TASK DESCRIPTION. Output every entry below exactly as it is written.

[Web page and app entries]
****************

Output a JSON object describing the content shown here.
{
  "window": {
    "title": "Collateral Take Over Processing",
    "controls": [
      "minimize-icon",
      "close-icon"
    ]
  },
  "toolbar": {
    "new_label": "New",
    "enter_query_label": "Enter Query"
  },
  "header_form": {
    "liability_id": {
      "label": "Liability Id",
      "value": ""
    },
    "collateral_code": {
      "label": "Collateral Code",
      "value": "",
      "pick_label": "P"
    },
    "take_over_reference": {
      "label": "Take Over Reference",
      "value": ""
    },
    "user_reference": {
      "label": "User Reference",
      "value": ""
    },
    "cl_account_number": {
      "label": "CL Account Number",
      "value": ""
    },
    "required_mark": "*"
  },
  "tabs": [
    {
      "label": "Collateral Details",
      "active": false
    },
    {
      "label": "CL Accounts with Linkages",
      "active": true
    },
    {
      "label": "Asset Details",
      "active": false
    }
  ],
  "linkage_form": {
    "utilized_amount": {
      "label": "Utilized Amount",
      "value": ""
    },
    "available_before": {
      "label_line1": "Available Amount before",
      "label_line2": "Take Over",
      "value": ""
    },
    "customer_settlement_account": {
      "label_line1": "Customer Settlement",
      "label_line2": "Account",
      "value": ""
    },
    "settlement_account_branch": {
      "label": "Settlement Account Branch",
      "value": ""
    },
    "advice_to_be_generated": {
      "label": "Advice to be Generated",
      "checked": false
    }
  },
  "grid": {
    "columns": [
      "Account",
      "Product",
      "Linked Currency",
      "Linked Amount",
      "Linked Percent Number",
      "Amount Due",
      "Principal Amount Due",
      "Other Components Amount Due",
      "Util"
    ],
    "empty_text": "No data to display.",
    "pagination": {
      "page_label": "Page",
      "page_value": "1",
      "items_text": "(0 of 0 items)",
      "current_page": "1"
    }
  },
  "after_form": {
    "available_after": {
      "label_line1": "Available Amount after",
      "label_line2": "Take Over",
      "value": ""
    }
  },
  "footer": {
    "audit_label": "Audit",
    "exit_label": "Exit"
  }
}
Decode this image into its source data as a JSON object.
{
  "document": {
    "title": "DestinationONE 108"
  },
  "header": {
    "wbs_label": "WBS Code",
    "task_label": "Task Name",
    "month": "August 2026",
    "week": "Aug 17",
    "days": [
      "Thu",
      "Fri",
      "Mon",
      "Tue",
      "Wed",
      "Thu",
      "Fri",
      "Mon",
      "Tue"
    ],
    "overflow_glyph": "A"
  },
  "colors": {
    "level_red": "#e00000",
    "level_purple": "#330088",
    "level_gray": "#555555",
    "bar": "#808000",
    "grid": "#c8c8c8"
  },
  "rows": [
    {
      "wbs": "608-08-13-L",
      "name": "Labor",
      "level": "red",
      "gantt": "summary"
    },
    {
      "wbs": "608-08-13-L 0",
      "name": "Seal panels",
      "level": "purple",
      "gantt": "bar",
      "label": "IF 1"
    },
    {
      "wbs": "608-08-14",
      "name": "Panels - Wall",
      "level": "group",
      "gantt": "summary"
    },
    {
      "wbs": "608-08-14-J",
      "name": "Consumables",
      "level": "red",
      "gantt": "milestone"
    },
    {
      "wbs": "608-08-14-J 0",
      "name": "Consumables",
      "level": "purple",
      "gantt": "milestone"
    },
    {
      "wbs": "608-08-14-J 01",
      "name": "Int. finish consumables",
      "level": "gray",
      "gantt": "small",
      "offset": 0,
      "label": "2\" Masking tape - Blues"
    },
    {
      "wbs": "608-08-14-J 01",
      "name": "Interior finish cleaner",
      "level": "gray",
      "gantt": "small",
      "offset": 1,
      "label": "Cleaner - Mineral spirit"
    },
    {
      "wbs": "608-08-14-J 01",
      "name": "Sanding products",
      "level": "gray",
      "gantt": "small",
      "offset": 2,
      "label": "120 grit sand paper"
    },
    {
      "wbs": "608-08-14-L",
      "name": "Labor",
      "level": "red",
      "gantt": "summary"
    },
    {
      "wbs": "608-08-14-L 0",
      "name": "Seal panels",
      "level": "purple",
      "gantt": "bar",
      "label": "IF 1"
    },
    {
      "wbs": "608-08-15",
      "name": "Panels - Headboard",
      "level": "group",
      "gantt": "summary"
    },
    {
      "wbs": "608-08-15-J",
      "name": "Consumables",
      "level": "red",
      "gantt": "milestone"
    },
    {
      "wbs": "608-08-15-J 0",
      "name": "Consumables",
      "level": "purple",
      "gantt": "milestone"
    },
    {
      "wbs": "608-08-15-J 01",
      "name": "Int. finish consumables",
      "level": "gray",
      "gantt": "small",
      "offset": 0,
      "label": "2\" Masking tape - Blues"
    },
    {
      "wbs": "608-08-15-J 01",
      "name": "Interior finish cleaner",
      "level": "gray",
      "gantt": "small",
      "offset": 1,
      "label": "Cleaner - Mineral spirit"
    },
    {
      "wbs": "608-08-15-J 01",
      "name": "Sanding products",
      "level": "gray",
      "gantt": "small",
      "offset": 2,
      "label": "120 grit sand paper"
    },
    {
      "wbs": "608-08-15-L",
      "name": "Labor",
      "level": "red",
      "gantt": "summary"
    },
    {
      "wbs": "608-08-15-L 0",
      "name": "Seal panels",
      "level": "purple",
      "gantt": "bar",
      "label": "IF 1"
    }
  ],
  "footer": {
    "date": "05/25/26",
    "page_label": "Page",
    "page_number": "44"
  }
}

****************

RESULT OF THE TASK.
Output a JSON object describing the content shown here.
{
  "window": {
    "title": "Collateral Take Over Processing",
    "controls": [
      "minimize-icon",
      "close-icon"
    ]
  },
  "toolbar": {
    "new_label": "New",
    "enter_query_label": "Enter Query"
  },
  "header_form": {
    "liability_id": {
      "label": "Liability Id",
      "value": ""
    },
    "collateral_code": {
      "label": "Collateral Code",
      "value": "",
      "pick_label": "P"
    },
    "take_over_reference": {
      "label": "Take Over Reference",
      "value": ""
    },
    "user_reference": {
      "label": "User Reference",
      "value": ""
    },
    "cl_account_number": {
      "label": "CL Account Number",
      "value": ""
    },
    "required_mark": "*"
  },
  "tabs": [
    {
      "label": "Collateral Details",
      "active": false
    },
    {
      "label": "CL Accounts with Linkages",
      "active": true
    },
    {
      "label": "Asset Details",
      "active": false
    }
  ],
  "linkage_form": {
    "utilized_amount": {
      "label": "Utilized Amount",
      "value": ""
    },
    "available_before": {
      "label_line1": "Available Amount before",
      "label_line2": "Take Over",
      "value": ""
    },
    "customer_settlement_account": {
      "label_line1": "Customer Settlement",
      "label_line2": "Account",
      "value": ""
    },
    "settlement_account_branch": {
      "label": "Settlement Account Branch",
      "value": ""
    },
    "advice_to_be_generated": {
      "label": "Advice to be Generated",
      "checked": false
    }
  },
  "grid": {
    "columns": [
      "Account",
      "Product",
      "Linked Currency",
      "Linked Amount",
      "Linked Percent Number",
      "Amount Due",
      "Principal Amount Due",
      "Other Components Amount Due",
      "Util"
    ],
    "empty_text": "No data to display.",
    "pagination": {
      "page_label": "Page",
      "page_value": "1",
      "items_text": "(0 of 0 items)",
      "current_page": "1"
    }
  },
  "after_form": {
    "available_after": {
      "label_line1": "Available Amount after",
      "label_line2": "Take Over",
      "value": ""
    }
  },
  "footer": {
    "audit_label": "Audit",
    "exit_label": "Exit"
  }
}
Decode this image into its source data as a JSON object.
{
  "document": {
    "title": "DestinationONE 108"
  },
  "header": {
    "wbs_label": "WBS Code",
    "task_label": "Task Name",
    "month": "August 2026",
    "week": "Aug 17",
    "days": [
      "Thu",
      "Fri",
      "Mon",
      "Tue",
      "Wed",
      "Thu",
      "Fri",
      "Mon",
      "Tue"
    ],
    "overflow_glyph": "A"
  },
  "colors": {
    "level_red": "#e00000",
    "level_purple": "#330088",
    "level_gray": "#555555",
    "bar": "#808000",
    "grid": "#c8c8c8"
  },
  "rows": [
    {
      "wbs": "608-08-13-L",
      "name": "Labor",
      "level": "red",
      "gantt": "summary"
    },
    {
      "wbs": "608-08-13-L 0",
      "name": "Seal panels",
      "level": "purple",
      "gantt": "bar",
      "label": "IF 1"
    },
    {
      "wbs": "608-08-14",
      "name": "Panels - Wall",
      "level": "group",
      "gantt": "summary"
    },
    {
      "wbs": "608-08-14-J",
      "name": "Consumables",
      "level": "red",
      "gantt": "milestone"
    },
    {
      "wbs": "608-08-14-J 0",
      "name": "Consumables",
      "level": "purple",
      "gantt": "milestone"
    },
    {
      "wbs": "608-08-14-J 01",
      "name": "Int. finish consumables",
      "level": "gray",
      "gantt": "small",
      "offset": 0,
      "label": "2\" Masking tape - Blues"
    },
    {
      "wbs": "608-08-14-J 01",
      "name": "Interior finish cleaner",
      "level": "gray",
      "gantt": "small",
      "offset": 1,
      "label": "Cleaner - Mineral spirit"
    },
    {
      "wbs": "608-08-14-J 01",
      "name": "Sanding products",
      "level": "gray",
      "gantt": "small",
      "offset": 2,
      "label": "120 grit sand paper"
    },
    {
      "wbs": "608-08-14-L",
      "name": "Labor",
      "level": "red",
      "gantt": "summary"
    },
    {
      "wbs": "608-08-14-L 0",
      "name": "Seal panels",
      "level": "purple",
      "gantt": "bar",
      "label": "IF 1"
    },
    {
      "wbs": "608-08-15",
      "name": "Panels - Headboard",
      "level": "group",
      "gantt": "summary"
    },
    {
      "wbs": "608-08-15-J",
      "name": "Consumables",
      "level": "red",
      "gantt": "milestone"
    },
    {
      "wbs": "608-08-15-J 0",
      "name": "Consumables",
      "level": "purple",
      "gantt": "milestone"
    },
    {
      "wbs": "608-08-15-J 01",
      "name": "Int. finish consumables",
      "level": "gray",
      "gantt": "small",
      "offset": 0,
      "label": "2\" Masking tape - Blues"
    },
    {
      "wbs": "608-08-15-J 01",
      "name": "Interior finish cleaner",
      "level": "gray",
      "gantt": "small",
      "offset": 1,
      "label": "Cleaner - Mineral spirit"
    },
    {
      "wbs": "608-08-15-J 01",
      "name": "Sanding products",
      "level": "gray",
      "gantt": "small",
      "offset": 2,
      "label": "120 grit sand paper"
    },
    {
      "wbs": "608-08-15-L",
      "name": "Labor",
      "level": "red",
      "gantt": "summary"
    },
    {
      "wbs": "608-08-15-L 0",
      "name": "Seal panels",
      "level": "purple",
      "gantt": "bar",
      "label": "IF 1"
    }
  ],
  "footer": {
    "date": "05/25/26",
    "page_label": "Page",
    "page_number": "44"
  }
}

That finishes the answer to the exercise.